Week 02 - Injections and Ear Aches

Dear Baby,

All this week, we continued with the two injections per night that we hoped would bring you into our lives. It was an ordeal, I can tell you that, but one that we would endure again in a heartbeat. Aside from a little trouble on Sunday night, the twelfth, when I was a little more sweaty and panicky that either of us would have liked—your mom having turned off the air conditioning for the day—the process was smooth enough. But sticking the needles in your mother wasn’t easy for me, and being treated like a pin cushion certainly wasn’t the most pleasurable experience she’d ever had. So, during the days leading up to the shots, we sought distraction. I was reading A People’s History of the United States (which would be a far more useful read for you than anything they’ve ever given you in school) and I was cranking my car stereo on the way home from work, singing along to any tune that came on, no matter if I could carry that tune or not. Your mom was focused on finding herself a new job, and on reclaiming some of the sanity her previous job had taken away from her over the course of the previous few years.

Why am I telling you this? Why am I describing the ordeal? It’s not to make you feel guilty. Though, if it does give you pause every once in a while, when you’re considering whether or not you should do 110 mph on the highway, or drink tequila with some guy named Sancho until you pass out, then I won’t complain. No, I’m telling you this because I want you to know how much we wanted you in our lives. I want you to know what we were willing to go through. In short, I want you to know how much love we had for you even before you were even you.

Your mom went in for bloodwork every day of this week, and for ultrasounds every other day. These tests confirmed that she was progressing exactly as the doctors had hoped. In fact, they showed us that your mother’s body was almost yearning to be pregnant. Her results were so good that on Thursday the sixteenth they had to “rein her in”, so to speak, asking us to readjust the dosage of the two drugs I was giving her. They upped the dosage of Lupron, which would keep her from ovulating before they wanted her to, and they lowered the dosage of Follistim, because she was developing eggs so nicely on her own.

On Friday morning, one of my days off, I went with your mom to her ultrasound appointment and it was that morning that the reality of the situation hit me. During the ultrasound, the nurse brought up on screen an image that still bewilders me to this day when I think of it. There, like some sort of black and white honeycomb, were the follicles growing in/on your mother’s ovaries. Inbetween threads of grayish-white were more than a dozen splotches of deep black. These, the nurse explained as she measured them, were the follicles, and inside each follicle there was, potentially, one egg. It was an amazing site, visual proof that all of these shots I’d been giving your mother were doing something. And I thought to myself, inside one of those might be the egg that might become our baby.

Obviously, I was right.

Your mom was doing very well, said the nurses. If only the same could be said for your dad. You see, in addition to my daily bouts of anxiety, I was dealing with an increasingly painful earache, the result, it turned out, of my overaggressive cotton-swab attacks on the earwax that had plagued me since childhood.
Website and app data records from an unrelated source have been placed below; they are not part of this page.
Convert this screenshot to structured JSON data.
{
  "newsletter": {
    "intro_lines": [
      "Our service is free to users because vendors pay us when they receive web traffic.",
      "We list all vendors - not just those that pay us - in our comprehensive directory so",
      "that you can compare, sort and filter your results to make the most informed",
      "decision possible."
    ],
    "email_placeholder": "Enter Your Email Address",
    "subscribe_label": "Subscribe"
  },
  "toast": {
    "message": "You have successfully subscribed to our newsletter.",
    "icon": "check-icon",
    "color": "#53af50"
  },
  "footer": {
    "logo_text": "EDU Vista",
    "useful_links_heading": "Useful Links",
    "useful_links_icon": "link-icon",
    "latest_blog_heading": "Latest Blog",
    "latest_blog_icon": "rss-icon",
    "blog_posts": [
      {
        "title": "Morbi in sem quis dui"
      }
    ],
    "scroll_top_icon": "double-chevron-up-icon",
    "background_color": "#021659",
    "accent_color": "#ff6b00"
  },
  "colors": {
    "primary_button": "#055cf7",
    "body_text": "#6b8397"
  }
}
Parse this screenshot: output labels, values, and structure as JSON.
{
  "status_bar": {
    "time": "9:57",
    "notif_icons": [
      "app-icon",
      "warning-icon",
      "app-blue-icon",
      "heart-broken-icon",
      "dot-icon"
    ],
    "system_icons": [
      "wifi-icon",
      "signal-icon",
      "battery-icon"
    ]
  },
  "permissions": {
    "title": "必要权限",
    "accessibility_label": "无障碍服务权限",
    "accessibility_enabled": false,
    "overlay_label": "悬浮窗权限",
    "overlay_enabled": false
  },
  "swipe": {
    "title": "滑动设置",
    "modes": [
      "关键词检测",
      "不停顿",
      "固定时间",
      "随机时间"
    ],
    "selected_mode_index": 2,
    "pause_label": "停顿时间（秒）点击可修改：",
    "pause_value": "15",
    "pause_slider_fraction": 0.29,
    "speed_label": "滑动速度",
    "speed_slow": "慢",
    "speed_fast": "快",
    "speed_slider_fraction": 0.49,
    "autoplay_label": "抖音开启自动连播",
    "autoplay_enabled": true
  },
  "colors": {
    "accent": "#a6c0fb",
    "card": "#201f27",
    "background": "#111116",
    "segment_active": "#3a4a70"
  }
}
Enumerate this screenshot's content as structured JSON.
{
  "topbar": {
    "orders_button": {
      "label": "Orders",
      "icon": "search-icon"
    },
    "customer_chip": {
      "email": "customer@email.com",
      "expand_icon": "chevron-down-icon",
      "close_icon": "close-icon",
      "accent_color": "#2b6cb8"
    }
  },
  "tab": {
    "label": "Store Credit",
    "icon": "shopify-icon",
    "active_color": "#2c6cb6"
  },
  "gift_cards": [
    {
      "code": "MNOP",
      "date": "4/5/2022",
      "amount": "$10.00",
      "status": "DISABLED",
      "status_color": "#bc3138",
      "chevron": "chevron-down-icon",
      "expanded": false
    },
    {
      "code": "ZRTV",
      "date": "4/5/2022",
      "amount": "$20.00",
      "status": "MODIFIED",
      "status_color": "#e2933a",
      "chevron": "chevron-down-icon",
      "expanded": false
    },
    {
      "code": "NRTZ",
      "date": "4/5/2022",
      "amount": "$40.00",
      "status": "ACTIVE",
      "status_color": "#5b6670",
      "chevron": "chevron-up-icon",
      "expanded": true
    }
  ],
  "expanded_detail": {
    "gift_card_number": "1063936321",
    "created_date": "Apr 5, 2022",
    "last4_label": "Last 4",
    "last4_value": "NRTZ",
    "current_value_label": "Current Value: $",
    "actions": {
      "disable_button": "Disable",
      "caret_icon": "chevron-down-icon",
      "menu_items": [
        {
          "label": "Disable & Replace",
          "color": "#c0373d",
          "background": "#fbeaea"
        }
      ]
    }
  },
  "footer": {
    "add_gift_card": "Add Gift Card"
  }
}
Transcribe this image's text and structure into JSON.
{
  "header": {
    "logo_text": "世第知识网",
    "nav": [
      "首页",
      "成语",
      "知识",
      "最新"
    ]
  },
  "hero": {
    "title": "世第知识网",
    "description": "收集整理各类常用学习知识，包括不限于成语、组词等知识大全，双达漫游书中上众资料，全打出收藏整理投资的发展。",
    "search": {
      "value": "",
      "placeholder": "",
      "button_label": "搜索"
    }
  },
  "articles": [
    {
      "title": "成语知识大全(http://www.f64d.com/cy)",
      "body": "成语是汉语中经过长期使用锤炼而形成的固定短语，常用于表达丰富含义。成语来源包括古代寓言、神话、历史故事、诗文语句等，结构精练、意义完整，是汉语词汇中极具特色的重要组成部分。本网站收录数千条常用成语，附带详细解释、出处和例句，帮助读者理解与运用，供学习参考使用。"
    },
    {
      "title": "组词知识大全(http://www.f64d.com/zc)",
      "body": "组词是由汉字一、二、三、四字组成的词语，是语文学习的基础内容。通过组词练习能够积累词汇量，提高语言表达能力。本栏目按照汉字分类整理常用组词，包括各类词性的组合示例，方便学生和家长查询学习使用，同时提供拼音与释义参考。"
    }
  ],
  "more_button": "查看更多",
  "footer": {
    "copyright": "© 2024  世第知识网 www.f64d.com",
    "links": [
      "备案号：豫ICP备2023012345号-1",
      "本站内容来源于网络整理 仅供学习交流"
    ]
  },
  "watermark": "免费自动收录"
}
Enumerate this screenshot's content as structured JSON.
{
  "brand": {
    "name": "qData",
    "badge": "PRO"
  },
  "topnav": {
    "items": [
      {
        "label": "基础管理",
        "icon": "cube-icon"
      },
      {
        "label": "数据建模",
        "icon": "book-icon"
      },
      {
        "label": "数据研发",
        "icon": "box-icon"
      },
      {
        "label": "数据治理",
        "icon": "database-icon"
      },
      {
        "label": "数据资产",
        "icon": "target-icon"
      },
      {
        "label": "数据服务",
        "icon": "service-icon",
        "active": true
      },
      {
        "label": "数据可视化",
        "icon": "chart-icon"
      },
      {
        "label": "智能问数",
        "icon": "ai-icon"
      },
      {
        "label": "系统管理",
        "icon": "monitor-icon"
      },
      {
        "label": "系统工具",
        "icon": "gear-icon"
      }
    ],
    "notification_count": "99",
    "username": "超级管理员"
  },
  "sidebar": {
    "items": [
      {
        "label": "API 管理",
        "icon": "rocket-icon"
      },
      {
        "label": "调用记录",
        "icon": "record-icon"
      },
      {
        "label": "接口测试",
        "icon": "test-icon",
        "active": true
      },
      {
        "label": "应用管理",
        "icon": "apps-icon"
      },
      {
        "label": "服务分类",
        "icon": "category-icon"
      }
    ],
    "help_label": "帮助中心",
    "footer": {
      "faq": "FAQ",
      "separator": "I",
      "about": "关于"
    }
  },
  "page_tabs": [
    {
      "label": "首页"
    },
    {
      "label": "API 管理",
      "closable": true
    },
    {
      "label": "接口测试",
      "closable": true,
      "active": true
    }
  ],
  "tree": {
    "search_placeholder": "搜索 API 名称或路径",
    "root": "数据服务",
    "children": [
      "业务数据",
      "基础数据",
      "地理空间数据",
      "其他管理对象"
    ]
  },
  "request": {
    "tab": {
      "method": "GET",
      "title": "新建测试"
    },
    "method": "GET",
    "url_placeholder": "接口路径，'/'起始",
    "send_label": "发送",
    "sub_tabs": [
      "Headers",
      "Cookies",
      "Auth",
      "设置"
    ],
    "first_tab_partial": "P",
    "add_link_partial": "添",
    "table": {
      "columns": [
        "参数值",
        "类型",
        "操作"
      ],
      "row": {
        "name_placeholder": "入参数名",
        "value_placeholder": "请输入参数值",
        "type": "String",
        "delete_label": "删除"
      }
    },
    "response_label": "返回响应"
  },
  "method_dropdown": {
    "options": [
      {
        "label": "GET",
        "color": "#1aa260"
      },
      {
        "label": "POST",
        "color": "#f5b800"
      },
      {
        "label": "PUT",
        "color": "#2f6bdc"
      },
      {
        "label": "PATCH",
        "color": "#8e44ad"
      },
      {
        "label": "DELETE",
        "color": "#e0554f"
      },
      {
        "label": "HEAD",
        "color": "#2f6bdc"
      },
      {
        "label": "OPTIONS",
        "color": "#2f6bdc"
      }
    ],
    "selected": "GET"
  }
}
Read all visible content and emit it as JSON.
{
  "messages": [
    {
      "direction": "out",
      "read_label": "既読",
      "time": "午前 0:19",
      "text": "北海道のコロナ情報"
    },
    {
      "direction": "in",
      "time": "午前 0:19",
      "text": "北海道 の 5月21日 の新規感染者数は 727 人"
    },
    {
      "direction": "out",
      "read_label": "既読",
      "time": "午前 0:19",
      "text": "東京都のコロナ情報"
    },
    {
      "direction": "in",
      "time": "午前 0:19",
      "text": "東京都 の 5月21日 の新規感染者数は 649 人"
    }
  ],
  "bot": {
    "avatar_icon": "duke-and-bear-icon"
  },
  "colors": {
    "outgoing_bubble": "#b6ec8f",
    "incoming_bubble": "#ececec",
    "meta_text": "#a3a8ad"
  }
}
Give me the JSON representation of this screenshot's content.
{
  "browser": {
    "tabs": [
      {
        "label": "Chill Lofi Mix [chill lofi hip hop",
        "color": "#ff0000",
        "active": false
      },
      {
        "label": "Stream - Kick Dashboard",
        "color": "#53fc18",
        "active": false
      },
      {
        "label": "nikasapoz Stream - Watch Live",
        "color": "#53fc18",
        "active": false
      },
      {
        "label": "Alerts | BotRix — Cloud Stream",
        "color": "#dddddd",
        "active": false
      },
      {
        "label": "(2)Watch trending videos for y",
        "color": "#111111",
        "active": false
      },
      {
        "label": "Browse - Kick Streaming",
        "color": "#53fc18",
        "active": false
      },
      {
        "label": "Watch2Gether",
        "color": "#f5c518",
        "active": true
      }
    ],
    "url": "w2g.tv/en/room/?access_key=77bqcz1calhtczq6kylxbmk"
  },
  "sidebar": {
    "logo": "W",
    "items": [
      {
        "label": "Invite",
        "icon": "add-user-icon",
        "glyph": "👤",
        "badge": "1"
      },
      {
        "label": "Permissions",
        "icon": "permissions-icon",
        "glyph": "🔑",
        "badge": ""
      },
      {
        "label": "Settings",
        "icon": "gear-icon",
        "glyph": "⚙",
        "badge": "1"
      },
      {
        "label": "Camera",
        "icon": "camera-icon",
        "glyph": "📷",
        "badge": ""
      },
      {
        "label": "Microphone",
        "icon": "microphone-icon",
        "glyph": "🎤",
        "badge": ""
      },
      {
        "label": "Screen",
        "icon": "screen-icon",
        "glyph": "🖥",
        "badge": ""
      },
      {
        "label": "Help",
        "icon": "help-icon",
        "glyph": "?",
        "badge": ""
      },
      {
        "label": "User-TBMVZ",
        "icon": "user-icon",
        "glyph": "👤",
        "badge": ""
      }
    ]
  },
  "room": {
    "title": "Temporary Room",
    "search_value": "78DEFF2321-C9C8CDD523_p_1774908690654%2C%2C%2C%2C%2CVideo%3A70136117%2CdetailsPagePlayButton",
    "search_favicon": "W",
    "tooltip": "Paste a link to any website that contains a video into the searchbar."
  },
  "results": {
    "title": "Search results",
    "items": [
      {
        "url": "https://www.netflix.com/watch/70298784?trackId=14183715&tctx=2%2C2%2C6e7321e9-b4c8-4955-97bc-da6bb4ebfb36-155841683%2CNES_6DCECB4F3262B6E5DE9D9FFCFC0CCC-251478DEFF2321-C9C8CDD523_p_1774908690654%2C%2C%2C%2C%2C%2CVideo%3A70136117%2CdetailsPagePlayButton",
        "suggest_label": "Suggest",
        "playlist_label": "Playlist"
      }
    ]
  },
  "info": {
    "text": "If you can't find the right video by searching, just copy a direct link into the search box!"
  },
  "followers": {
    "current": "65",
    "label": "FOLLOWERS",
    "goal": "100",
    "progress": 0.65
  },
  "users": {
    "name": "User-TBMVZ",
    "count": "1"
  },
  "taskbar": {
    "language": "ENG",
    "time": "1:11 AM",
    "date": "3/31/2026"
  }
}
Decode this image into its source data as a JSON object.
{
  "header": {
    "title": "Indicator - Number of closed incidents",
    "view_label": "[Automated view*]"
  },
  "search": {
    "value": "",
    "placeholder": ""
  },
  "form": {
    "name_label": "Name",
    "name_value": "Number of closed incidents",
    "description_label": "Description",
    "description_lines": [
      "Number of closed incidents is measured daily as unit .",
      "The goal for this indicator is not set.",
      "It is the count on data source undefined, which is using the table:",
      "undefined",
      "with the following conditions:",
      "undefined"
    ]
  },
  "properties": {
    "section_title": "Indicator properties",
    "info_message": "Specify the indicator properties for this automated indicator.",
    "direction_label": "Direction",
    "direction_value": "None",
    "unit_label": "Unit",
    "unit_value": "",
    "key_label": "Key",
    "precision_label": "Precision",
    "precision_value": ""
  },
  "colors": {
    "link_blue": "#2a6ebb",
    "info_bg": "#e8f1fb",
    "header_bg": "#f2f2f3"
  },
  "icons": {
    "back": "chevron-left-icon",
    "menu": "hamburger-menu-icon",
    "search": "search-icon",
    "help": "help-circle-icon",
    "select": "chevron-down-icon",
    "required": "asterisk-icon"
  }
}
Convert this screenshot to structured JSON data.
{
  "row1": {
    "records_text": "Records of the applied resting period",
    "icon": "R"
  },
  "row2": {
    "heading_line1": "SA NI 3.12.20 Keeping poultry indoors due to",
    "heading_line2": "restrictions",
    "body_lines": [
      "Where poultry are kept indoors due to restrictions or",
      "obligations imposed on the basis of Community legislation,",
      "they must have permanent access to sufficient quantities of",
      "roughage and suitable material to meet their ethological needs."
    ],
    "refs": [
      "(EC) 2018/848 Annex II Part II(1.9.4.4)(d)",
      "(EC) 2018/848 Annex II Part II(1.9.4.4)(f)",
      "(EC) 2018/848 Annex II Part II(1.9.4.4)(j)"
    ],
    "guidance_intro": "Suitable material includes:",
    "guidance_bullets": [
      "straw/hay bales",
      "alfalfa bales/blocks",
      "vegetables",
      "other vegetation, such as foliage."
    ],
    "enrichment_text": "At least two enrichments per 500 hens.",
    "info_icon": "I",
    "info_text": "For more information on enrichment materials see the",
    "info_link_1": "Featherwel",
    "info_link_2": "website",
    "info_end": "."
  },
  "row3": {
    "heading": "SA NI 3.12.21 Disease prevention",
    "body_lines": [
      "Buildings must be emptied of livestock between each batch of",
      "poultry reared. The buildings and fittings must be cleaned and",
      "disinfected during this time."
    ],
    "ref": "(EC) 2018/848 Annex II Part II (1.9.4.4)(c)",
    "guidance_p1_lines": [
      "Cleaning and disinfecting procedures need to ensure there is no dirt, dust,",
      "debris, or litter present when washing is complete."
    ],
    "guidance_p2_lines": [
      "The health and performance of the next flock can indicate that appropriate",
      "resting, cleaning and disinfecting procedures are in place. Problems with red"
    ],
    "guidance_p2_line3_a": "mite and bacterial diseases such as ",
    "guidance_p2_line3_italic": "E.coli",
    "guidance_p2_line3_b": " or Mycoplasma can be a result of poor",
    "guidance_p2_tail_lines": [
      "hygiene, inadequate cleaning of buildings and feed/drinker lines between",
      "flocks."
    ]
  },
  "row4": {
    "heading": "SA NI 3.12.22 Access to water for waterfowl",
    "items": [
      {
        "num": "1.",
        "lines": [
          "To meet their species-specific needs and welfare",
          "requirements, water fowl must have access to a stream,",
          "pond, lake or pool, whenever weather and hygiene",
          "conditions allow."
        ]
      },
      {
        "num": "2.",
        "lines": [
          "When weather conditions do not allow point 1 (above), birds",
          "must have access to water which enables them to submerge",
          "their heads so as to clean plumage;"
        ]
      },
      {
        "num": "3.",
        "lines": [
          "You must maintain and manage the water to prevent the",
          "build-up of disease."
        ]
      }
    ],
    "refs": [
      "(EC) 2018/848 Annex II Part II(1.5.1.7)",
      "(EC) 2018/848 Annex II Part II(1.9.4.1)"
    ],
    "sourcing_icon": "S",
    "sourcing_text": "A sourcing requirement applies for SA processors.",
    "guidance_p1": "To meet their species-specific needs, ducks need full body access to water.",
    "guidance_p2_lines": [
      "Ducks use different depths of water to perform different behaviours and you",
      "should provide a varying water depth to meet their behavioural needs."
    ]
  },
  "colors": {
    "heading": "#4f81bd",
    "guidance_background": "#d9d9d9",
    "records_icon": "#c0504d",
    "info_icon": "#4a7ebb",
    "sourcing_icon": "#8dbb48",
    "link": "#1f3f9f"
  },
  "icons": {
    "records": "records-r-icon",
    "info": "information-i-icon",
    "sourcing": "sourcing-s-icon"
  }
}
That same Friday, I went in to have it checked out and my doctor prescribed ear drops for me. And I just knew they wouldn’t be enough to win the war raging in my ear canal. Oh, it was horrible. It was pain beyond all belief.

And now you see why men don’t give birth. But anyway… This isn’t supposed to be about me. This is supposed to be about you. Your dad’s just a bit of a gloryhog, in case you hadn’t realized that by now.

Later that night, having been given the “Go” order by our fertility clinic based on the results of that morning’s ultrasound, we did the trigger shot. The trigger shot does exactly what you think it would do: it triggers the eggs to prepare for ovulation. On Saturday, we had the day off, and any sensible person would have been elated. My ears, however, thanks to the ear drops, and the infection they were apparently unable to solve on their own, were more clogged than ever. And I was concerned that the trigger shot had been too strong, because, by Saturday afternoon, the feeling of fullness your mother had had, which was indicative of very full, and thus very productive, ovaries, was now gone. I was convinced that she had already ovulated, and that our cause was lost (the doctors need to retrieve the eggs right before ovulation, you see).  I couldn’t hear a thing your mother said to me, even when she was sitting next to me, so any attempts on her part to calm me were all for naught, and, well, the list goes on and on. In short, I was a mess.

But this is why we thank our lucky stars that your mom is around, because she kept her head the whole time. She was calm and collected and ready for the joy that Sunday’s egg retrieval might bring, convinced that all was well. Deep inside, I was excited too, despite my pronouncements to the contrary. After all, Sunday was Father’s Day, and what better omen might there be for a guy like me, longing for a child of his own?

Love, Dad